Data for review -
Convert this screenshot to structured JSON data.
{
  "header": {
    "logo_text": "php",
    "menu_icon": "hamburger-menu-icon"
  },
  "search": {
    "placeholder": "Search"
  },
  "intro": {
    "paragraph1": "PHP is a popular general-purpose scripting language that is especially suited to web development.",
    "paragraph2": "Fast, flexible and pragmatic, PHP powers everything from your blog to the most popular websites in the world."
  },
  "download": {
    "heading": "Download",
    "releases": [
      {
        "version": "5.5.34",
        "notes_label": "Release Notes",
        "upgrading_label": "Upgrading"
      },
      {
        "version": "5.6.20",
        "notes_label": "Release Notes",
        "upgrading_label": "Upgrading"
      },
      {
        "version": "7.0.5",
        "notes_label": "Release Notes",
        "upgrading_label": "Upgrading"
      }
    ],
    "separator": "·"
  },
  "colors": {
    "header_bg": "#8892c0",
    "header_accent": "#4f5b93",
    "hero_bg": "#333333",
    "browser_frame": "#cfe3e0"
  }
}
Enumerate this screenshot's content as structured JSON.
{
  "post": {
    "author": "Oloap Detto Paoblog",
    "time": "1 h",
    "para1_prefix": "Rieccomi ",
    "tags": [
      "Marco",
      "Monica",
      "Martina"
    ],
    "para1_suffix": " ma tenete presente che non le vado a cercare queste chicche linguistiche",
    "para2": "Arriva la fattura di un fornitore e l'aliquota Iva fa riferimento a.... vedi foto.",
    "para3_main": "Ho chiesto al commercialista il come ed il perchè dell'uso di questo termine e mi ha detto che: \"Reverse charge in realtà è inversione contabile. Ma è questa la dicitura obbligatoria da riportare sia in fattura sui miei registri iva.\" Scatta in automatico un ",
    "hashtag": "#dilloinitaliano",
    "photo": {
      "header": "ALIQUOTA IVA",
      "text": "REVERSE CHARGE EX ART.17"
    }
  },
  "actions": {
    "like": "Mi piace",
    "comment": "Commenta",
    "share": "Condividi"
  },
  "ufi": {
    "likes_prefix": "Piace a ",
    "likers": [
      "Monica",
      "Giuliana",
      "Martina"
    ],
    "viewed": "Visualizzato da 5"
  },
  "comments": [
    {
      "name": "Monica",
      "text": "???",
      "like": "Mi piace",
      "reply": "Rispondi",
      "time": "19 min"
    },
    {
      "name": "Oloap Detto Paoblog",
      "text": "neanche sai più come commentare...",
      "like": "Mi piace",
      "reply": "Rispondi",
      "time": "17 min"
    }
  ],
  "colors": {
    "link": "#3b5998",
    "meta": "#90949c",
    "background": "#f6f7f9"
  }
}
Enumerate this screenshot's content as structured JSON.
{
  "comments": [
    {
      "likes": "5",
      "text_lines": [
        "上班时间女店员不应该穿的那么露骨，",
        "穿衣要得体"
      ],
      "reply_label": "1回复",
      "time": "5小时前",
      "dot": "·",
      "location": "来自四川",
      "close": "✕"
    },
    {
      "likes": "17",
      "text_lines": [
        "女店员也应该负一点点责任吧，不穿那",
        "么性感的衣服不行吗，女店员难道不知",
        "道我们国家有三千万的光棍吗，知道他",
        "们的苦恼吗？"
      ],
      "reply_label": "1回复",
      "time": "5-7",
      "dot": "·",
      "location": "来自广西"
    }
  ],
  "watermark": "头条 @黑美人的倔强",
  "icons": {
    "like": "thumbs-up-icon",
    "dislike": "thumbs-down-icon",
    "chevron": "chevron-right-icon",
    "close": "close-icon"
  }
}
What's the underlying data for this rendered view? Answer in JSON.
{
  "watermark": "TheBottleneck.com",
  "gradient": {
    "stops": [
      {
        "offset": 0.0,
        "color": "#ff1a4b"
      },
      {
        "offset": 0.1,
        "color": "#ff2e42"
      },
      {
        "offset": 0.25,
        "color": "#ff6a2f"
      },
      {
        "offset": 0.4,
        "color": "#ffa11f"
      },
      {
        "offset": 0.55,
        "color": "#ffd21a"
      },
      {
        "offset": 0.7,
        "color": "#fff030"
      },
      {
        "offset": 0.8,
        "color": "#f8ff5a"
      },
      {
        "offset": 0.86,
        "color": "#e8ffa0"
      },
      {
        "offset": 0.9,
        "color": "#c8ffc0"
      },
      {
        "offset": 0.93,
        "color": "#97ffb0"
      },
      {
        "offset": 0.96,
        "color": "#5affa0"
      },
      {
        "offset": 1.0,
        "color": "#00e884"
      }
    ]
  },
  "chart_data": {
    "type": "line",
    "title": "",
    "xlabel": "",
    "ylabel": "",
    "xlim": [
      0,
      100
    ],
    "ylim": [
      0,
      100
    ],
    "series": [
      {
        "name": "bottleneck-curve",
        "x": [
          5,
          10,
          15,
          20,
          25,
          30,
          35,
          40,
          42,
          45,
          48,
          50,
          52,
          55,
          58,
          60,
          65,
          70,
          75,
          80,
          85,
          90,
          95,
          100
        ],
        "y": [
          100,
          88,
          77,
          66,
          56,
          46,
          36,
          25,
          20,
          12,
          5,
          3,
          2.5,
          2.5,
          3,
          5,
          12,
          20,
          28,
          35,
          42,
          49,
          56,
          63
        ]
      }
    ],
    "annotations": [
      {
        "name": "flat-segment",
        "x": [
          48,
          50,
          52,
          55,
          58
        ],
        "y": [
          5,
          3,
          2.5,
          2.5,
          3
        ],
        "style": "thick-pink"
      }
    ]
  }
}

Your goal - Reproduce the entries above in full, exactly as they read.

Answer section -
Convert this screenshot to structured JSON data.
{
  "header": {
    "logo_text": "php",
    "menu_icon": "hamburger-menu-icon"
  },
  "search": {
    "placeholder": "Search"
  },
  "intro": {
    "paragraph1": "PHP is a popular general-purpose scripting language that is especially suited to web development.",
    "paragraph2": "Fast, flexible and pragmatic, PHP powers everything from your blog to the most popular websites in the world."
  },
  "download": {
    "heading": "Download",
    "releases": [
      {
        "version": "5.5.34",
        "notes_label": "Release Notes",
        "upgrading_label": "Upgrading"
      },
      {
        "version": "5.6.20",
        "notes_label": "Release Notes",
        "upgrading_label": "Upgrading"
      },
      {
        "version": "7.0.5",
        "notes_label": "Release Notes",
        "upgrading_label": "Upgrading"
      }
    ],
    "separator": "·"
  },
  "colors": {
    "header_bg": "#8892c0",
    "header_accent": "#4f5b93",
    "hero_bg": "#333333",
    "browser_frame": "#cfe3e0"
  }
}
Enumerate this screenshot's content as structured JSON.
{
  "post": {
    "author": "Oloap Detto Paoblog",
    "time": "1 h",
    "para1_prefix": "Rieccomi ",
    "tags": [
      "Marco",
      "Monica",
      "Martina"
    ],
    "para1_suffix": " ma tenete presente che non le vado a cercare queste chicche linguistiche",
    "para2": "Arriva la fattura di un fornitore e l'aliquota Iva fa riferimento a.... vedi foto.",
    "para3_main": "Ho chiesto al commercialista il come ed il perchè dell'uso di questo termine e mi ha detto che: \"Reverse charge in realtà è inversione contabile. Ma è questa la dicitura obbligatoria da riportare sia in fattura sui miei registri iva.\" Scatta in automatico un ",
    "hashtag": "#dilloinitaliano",
    "photo": {
      "header": "ALIQUOTA IVA",
      "text": "REVERSE CHARGE EX ART.17"
    }
  },
  "actions": {
    "like": "Mi piace",
    "comment": "Commenta",
    "share": "Condividi"
  },
  "ufi": {
    "likes_prefix": "Piace a ",
    "likers": [
      "Monica",
      "Giuliana",
      "Martina"
    ],
    "viewed": "Visualizzato da 5"
  },
  "comments": [
    {
      "name": "Monica",
      "text": "???",
      "like": "Mi piace",
      "reply": "Rispondi",
      "time": "19 min"
    },
    {
      "name": "Oloap Detto Paoblog",
      "text": "neanche sai più come commentare...",
      "like": "Mi piace",
      "reply": "Rispondi",
      "time": "17 min"
    }
  ],
  "colors": {
    "link": "#3b5998",
    "meta": "#90949c",
    "background": "#f6f7f9"
  }
}
Enumerate this screenshot's content as structured JSON.
{
  "comments": [
    {
      "likes": "5",
      "text_lines": [
        "上班时间女店员不应该穿的那么露骨，",
        "穿衣要得体"
      ],
      "reply_label": "1回复",
      "time": "5小时前",
      "dot": "·",
      "location": "来自四川",
      "close": "✕"
    },
    {
      "likes": "17",
      "text_lines": [
        "女店员也应该负一点点责任吧，不穿那",
        "么性感的衣服不行吗，女店员难道不知",
        "道我们国家有三千万的光棍吗，知道他",
        "们的苦恼吗？"
      ],
      "reply_label": "1回复",
      "time": "5-7",
      "dot": "·",
      "location": "来自广西"
    }
  ],
  "watermark": "头条 @黑美人的倔强",
  "icons": {
    "like": "thumbs-up-icon",
    "dislike": "thumbs-down-icon",
    "chevron": "chevron-right-icon",
    "close": "close-icon"
  }
}
What's the underlying data for this rendered view? Answer in JSON.
{
  "watermark": "TheBottleneck.com",
  "gradient": {
    "stops": [
      {
        "offset": 0.0,
        "color": "#ff1a4b"
      },
      {
        "offset": 0.1,
        "color": "#ff2e42"
      },
      {
        "offset": 0.25,
        "color": "#ff6a2f"
      },
      {
        "offset": 0.4,
        "color": "#ffa11f"
      },
      {
        "offset": 0.55,
        "color": "#ffd21a"
      },
      {
        "offset": 0.7,
        "color": "#fff030"
      },
      {
        "offset": 0.8,
        "color": "#f8ff5a"
      },
      {
        "offset": 0.86,
        "color": "#e8ffa0"
      },
      {
        "offset": 0.9,
        "color": "#c8ffc0"
      },
      {
        "offset": 0.93,
        "color": "#97ffb0"
      },
      {
        "offset": 0.96,
        "color": "#5affa0"
      },
      {
        "offset": 1.0,
        "color": "#00e884"
      }
    ]
  },
  "chart_data": {
    "type": "line",
    "title": "",
    "xlabel": "",
    "ylabel": "",
    "xlim": [
      0,
      100
    ],
    "ylim": [
      0,
      100
    ],
    "series": [
      {
        "name": "bottleneck-curve",
        "x": [
          5,
          10,
          15,
          20,
          25,
          30,
          35,
          40,
          42,
          45,
          48,
          50,
          52,
          55,
          58,
          60,
          65,
          70,
          75,
          80,
          85,
          90,
          95,
          100
        ],
        "y": [
          100,
          88,
          77,
          66,
          56,
          46,
          36,
          25,
          20,
          12,
          5,
          3,
          2.5,
          2.5,
          3,
          5,
          12,
          20,
          28,
          35,
          42,
          49,
          56,
          63
        ]
      }
    ],
    "annotations": [
      {
        "name": "flat-segment",
        "x": [
          48,
          50,
          52,
          55,
          58
        ],
        "y": [
          5,
          3,
          2.5,
          2.5,
          3
        ],
        "style": "thick-pink"
      }
    ]
  }
}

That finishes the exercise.